When I became an advocate for Aboriginal issues, few people around me knew anything about these issues. I’m not an Aboriginal person, and I do not claim to know a lot or even anything... but I have had the privilege to learn from and work with many Aboriginal peoples during my journey discovering myself as an ally. Part of this journey has included becoming a member, and now the chair, of First’s Aboriginal Awareness Group. The goals of this group are to raise awareness and provide education of the current circumstances of First Nations peoples to members of First. Another goal is to learn more about Aboriginal cultures and spirituality through inviting Aboriginal speakers and attending Aboriginal events in the community.

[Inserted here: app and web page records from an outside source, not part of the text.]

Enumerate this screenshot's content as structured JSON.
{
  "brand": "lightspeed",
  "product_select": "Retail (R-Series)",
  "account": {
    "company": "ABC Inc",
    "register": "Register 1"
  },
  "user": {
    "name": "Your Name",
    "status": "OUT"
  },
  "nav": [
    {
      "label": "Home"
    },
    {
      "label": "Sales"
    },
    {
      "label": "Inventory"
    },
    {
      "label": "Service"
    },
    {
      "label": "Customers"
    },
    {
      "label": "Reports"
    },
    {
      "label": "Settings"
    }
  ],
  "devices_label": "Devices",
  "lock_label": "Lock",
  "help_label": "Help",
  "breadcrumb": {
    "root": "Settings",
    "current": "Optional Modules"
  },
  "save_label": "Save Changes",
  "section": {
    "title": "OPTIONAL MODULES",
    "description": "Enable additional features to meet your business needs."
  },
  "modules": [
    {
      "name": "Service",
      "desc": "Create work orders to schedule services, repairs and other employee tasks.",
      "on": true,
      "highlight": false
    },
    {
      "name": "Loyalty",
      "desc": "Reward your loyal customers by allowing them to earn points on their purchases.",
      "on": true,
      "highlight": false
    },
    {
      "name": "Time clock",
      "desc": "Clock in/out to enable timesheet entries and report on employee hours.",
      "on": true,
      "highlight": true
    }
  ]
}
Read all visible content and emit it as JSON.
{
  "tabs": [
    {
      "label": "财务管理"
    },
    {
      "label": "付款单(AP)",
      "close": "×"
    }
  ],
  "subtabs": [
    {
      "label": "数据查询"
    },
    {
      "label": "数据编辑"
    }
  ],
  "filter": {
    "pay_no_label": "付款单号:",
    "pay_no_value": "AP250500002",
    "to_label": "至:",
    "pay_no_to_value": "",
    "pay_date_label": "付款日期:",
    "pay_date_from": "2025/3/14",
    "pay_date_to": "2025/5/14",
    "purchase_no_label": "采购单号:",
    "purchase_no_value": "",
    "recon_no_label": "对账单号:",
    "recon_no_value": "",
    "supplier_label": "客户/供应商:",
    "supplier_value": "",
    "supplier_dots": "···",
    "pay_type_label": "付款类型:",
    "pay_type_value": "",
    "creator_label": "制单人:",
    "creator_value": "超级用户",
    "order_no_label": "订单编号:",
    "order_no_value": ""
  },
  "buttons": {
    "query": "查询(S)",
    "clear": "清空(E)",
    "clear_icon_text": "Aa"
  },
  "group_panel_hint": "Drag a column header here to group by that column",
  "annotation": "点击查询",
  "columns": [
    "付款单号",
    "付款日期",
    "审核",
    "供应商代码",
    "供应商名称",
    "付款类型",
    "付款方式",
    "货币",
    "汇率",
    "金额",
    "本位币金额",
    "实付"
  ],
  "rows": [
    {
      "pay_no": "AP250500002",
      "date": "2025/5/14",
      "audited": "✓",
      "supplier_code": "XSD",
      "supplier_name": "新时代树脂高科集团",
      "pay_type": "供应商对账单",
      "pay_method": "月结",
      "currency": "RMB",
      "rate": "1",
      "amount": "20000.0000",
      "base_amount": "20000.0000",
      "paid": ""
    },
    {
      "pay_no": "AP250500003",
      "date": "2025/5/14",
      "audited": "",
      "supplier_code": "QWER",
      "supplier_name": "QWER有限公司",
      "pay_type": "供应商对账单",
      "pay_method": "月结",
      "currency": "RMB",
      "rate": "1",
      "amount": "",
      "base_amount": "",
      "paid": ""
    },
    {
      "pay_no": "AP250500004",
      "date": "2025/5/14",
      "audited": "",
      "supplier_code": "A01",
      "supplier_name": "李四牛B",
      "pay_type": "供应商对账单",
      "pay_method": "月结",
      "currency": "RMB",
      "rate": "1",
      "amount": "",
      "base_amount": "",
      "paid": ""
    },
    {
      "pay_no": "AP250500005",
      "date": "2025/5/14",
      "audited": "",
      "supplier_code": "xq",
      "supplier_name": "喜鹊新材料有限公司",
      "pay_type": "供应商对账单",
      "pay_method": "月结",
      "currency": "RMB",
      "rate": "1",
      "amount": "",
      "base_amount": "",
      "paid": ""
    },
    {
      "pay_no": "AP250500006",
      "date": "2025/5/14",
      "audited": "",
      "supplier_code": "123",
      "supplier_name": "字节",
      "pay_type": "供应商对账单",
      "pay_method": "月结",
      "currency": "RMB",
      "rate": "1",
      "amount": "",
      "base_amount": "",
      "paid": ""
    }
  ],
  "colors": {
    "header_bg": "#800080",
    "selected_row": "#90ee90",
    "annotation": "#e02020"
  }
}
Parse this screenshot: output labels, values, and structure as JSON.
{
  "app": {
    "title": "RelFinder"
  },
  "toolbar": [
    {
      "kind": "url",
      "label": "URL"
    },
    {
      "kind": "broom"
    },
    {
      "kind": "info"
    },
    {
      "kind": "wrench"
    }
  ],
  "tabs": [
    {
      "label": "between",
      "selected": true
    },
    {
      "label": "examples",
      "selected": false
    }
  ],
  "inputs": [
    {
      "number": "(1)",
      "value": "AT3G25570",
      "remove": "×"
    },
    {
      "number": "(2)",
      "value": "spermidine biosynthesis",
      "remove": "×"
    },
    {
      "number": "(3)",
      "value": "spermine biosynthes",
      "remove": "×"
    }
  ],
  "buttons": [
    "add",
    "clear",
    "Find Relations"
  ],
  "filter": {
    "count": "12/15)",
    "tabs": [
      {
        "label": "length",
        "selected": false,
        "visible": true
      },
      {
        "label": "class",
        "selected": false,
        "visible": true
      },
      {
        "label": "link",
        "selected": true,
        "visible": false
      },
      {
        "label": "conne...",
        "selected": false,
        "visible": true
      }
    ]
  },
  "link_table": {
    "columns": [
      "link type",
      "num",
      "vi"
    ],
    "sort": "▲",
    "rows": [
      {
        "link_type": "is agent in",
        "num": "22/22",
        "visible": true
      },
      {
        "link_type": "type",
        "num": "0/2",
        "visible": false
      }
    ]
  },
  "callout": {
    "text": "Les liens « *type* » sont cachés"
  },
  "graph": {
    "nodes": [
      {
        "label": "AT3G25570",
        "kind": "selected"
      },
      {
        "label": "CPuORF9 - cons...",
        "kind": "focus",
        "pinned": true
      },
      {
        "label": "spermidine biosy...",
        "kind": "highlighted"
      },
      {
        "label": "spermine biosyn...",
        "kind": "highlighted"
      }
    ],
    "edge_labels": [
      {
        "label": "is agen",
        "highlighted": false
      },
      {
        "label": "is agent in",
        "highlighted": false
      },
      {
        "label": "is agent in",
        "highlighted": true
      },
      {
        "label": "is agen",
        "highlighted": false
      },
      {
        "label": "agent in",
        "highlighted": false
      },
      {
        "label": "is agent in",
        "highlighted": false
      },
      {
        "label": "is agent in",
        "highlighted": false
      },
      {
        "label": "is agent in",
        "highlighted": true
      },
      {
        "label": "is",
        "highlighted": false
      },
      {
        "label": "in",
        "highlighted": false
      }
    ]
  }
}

One of the community events we promoted last year was the annual Pow Wow held by the Native Men’s Residence. My family and I decided to attend. I didn’t know what to expect, but when I arrived I immediately felt welcomed. The park at St. Clair and Bathurst had been transformed into a fair ground– there was a huge area for performances and tents everywhere- for food and goods, for drummers and a beautiful tee pee. There was even an MC who walked us first timers through everything: there are some activities that anyone can participate in, there would be a series of songs and dances, and photographs were permitted at all times, except during certain ceremonies, and he would let us know when these occurred.
One of the advisors of the Aboriginal Awareness Group (AAG), said to our group, that although we are raising awareness about Aboriginal issues, many of which are very serious, it is important not to forget about the beautiful parts of Aboriginal cultures. This pow wow was a chance to witness this beauty. Despite ongoing oppression faced by Aboriginal peoples, ANYONE is welcome to come and enjoy this display of spirituality and culture. It was beautiful.... the costumes, the dancing, the drumming, the singing, the art and jewellery displayed... the energy exhumed to produce the whole event. I was so happy to be a part of it.
There’s a large emphasis on building relationships in Aboriginal cultures; that’s why I find it so interesting that my own relationships felt nurtured while attending this event. One of the reasons I enjoyed the pow wow so much, was because I felt like it offered me a chance to spend time with my family, and grow closer with them. Since then I have also come to realize that my own interest in Aboriginal issues, has inspired my family to take an interest in these issues.
I now consider the pow wow a family event. Please join my family and I, and the AAG in attending this year’s pow wow on Saturday, June 21st! Bring your family and come see what it’s all about.